## Dataset excerpts
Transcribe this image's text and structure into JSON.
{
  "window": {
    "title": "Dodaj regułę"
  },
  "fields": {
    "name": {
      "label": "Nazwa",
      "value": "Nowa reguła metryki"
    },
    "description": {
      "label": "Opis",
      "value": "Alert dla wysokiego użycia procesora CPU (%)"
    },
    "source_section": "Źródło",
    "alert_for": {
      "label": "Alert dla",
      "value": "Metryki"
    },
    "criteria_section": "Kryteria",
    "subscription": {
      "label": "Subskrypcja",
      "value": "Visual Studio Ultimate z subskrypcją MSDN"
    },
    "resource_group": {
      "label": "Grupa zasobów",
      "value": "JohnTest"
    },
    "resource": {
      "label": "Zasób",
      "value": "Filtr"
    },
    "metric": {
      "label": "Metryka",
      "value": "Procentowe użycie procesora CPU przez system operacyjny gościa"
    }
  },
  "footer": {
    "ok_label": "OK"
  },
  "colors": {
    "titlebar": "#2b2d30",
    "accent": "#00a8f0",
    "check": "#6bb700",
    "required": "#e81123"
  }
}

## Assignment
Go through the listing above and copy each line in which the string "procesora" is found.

## Exercise output
      "value": "Alert dla wysokiego użycia procesora CPU (%)"
      "value": "Procentowe użycie procesora CPU przez system operacyjny gościa"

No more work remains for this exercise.